AIM OF THE TASK
Please tally the lines in the records that include the word "JSON" and answer with the bare number.

DATA FOR PROCESSING
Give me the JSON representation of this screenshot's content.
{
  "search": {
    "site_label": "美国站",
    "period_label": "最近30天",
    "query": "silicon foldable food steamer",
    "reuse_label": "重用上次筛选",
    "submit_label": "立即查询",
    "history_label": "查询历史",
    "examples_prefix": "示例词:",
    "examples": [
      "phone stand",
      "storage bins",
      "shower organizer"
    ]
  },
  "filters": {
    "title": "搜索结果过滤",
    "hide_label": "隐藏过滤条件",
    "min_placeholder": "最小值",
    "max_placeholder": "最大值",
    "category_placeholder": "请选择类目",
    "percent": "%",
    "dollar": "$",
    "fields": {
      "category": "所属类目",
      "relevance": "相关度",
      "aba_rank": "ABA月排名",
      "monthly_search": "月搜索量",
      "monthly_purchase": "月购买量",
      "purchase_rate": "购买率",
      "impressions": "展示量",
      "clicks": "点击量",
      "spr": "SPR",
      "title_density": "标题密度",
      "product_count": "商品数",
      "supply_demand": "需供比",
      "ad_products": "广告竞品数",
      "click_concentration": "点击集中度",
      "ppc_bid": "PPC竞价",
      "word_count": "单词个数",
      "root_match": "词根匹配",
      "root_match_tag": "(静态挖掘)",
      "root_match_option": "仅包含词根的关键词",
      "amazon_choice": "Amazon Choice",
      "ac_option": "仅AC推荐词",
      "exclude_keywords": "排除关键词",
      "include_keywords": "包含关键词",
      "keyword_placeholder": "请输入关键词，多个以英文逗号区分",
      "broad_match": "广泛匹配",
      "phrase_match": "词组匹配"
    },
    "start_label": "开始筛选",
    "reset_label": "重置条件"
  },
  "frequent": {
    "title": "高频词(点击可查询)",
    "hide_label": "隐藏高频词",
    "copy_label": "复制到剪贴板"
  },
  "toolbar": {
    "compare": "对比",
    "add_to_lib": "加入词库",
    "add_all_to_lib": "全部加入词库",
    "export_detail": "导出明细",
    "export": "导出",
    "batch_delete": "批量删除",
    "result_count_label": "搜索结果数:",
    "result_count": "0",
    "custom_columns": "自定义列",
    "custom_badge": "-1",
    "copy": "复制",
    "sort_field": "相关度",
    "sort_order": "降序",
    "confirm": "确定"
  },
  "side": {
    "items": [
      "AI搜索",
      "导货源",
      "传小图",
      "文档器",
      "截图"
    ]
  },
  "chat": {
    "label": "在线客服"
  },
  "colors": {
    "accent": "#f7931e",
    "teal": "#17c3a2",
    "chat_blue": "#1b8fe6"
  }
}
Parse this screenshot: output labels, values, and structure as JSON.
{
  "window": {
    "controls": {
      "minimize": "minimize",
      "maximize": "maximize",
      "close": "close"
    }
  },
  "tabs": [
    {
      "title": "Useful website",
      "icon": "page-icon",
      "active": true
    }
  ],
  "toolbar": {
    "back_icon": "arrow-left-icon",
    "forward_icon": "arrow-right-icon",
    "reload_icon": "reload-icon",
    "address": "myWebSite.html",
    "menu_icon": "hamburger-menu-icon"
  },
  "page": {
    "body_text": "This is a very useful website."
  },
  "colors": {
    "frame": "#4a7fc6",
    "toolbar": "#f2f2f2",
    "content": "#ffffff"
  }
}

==

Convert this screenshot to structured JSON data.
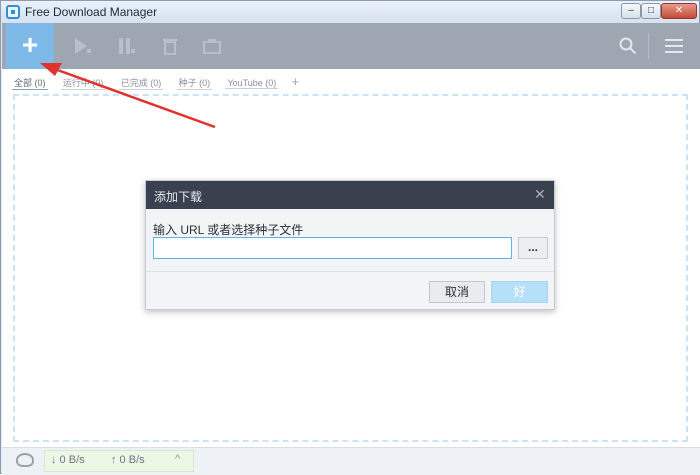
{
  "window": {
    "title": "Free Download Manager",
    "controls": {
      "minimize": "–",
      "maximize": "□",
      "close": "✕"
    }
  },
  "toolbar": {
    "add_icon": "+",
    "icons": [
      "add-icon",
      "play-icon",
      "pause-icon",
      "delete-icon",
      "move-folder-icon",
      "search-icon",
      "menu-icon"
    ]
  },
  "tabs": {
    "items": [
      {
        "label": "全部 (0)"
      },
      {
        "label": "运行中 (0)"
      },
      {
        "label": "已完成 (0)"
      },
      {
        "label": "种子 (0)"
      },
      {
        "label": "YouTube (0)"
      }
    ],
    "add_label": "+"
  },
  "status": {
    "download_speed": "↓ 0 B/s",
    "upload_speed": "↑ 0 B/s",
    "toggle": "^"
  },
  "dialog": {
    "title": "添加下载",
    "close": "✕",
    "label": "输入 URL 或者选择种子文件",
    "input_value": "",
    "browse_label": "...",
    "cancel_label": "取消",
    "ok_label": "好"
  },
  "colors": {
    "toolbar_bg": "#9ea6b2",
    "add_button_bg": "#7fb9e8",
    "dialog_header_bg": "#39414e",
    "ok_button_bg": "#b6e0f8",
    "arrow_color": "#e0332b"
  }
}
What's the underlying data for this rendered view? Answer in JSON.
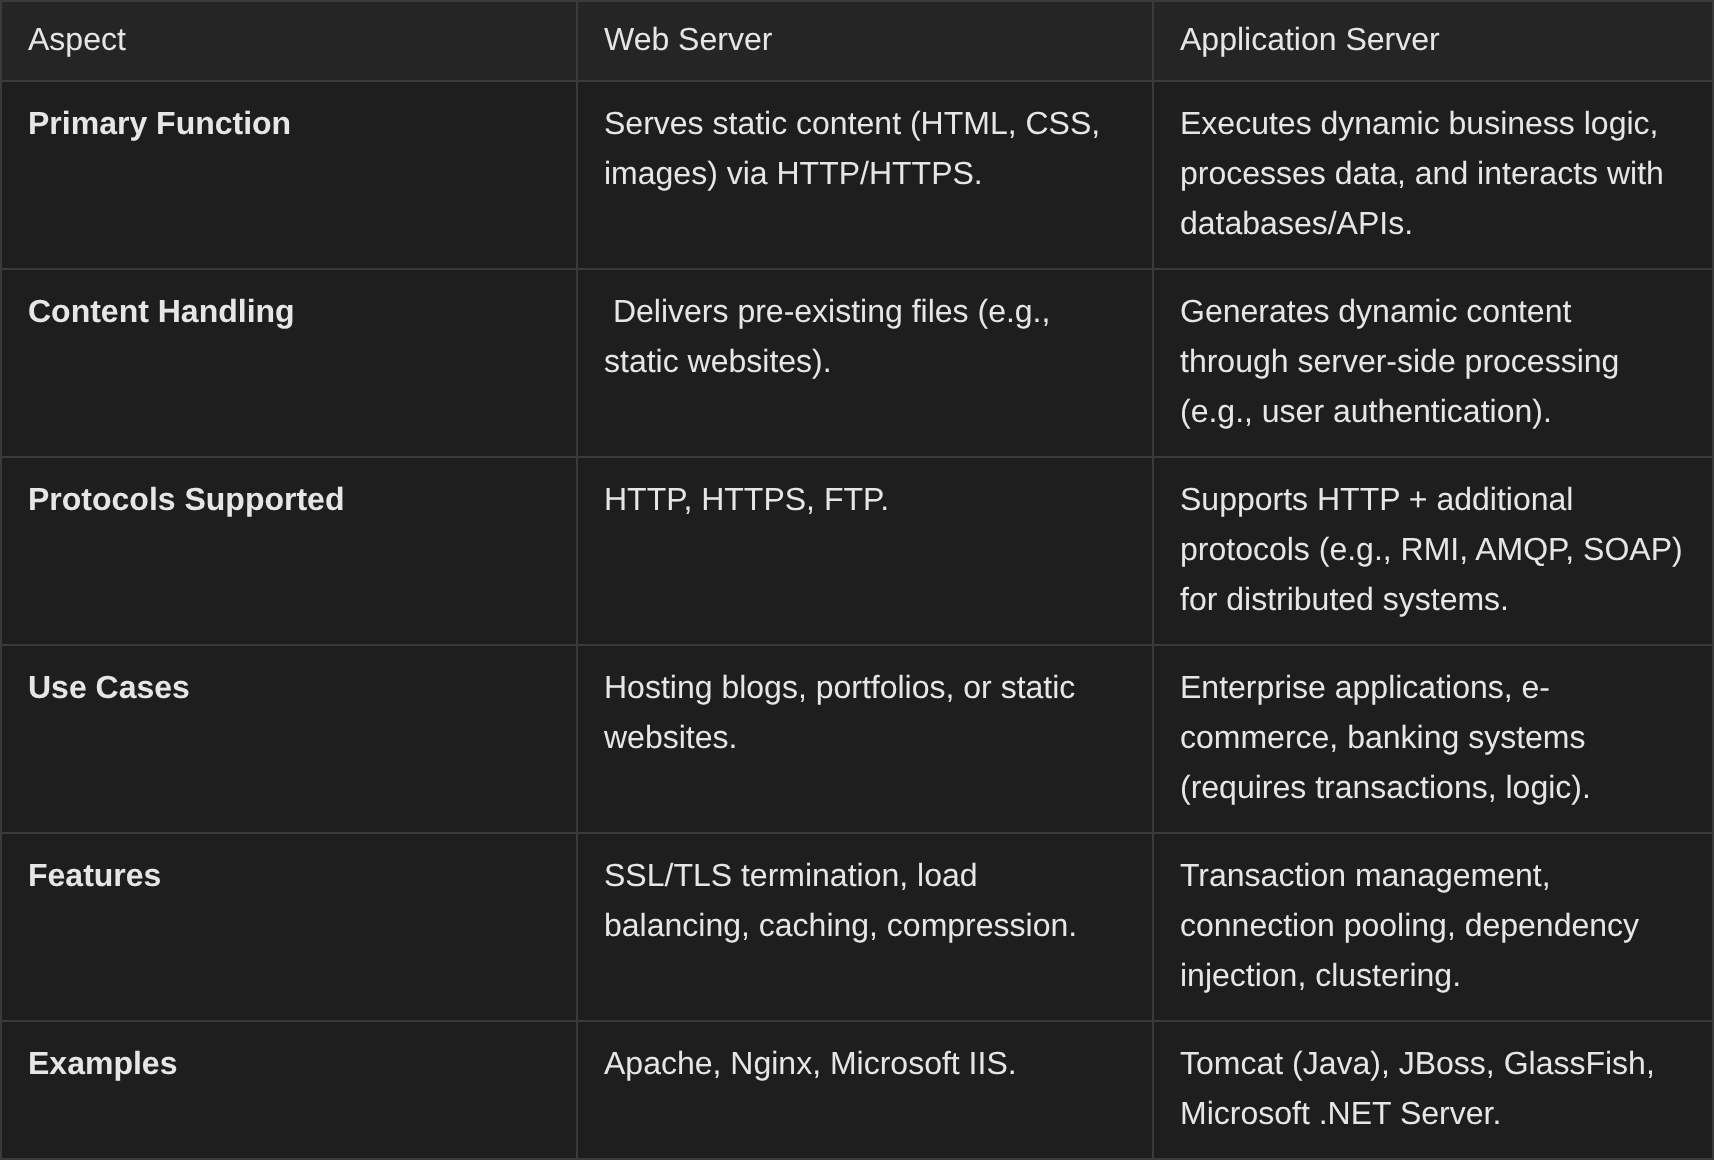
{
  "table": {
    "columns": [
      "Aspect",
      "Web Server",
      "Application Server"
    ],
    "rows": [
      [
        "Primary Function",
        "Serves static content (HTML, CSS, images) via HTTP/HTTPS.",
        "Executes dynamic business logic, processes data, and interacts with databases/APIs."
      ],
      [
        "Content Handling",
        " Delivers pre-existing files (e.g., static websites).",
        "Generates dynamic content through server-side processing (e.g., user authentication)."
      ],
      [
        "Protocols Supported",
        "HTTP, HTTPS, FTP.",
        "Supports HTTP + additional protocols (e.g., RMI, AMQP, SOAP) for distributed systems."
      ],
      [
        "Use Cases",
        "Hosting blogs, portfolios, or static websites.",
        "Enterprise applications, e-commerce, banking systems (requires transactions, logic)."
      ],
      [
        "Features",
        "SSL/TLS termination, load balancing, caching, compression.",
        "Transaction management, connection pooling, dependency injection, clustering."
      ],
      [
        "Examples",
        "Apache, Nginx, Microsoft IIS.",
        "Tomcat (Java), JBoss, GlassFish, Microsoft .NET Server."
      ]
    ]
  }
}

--

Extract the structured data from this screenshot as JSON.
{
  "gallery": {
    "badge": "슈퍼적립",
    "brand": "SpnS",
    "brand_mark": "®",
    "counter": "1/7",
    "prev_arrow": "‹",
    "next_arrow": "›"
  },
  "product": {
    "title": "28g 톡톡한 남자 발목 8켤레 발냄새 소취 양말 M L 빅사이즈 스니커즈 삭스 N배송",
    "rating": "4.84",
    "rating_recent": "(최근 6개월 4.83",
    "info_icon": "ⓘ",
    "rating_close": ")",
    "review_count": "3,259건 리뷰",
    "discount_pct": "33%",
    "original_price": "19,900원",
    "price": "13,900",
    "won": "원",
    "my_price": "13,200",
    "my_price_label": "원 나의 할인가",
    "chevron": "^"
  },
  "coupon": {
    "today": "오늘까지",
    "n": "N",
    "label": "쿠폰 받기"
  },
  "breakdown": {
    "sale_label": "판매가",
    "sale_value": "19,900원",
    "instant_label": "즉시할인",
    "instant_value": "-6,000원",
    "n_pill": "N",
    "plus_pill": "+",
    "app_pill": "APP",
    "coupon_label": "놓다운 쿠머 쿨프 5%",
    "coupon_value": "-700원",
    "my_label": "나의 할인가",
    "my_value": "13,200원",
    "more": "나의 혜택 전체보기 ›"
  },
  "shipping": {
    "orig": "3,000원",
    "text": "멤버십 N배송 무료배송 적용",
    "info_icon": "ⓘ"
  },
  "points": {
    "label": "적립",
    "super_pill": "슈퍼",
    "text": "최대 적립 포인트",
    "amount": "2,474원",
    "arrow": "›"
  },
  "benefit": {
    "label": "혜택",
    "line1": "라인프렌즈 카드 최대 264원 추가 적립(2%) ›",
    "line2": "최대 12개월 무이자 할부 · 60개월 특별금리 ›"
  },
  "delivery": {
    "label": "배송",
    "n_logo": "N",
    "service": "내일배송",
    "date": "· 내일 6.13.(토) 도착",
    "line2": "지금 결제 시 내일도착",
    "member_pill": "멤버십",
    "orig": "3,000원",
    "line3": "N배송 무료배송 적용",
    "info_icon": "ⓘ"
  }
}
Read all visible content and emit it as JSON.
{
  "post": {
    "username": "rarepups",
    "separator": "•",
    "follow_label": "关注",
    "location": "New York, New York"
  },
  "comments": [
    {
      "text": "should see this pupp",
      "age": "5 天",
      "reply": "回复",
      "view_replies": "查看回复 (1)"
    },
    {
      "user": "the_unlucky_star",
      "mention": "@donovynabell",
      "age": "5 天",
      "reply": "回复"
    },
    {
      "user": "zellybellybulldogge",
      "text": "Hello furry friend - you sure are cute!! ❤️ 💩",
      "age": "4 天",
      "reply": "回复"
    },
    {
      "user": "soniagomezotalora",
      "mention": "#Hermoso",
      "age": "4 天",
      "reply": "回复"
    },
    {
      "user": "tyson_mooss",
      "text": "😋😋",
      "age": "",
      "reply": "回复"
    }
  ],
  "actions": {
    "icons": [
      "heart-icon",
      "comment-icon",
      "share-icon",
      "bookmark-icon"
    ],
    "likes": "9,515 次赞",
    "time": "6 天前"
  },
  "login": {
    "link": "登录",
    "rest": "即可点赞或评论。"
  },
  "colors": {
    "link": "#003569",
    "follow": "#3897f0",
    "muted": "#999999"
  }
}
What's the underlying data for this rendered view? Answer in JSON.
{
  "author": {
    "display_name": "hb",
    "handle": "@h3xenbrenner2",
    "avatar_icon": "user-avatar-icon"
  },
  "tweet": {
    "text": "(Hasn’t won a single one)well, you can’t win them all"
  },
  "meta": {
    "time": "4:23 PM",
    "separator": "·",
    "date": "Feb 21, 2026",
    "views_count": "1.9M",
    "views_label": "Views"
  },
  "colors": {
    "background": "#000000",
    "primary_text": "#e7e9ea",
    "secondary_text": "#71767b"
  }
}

OUTPUT OF THE EXERCISE
7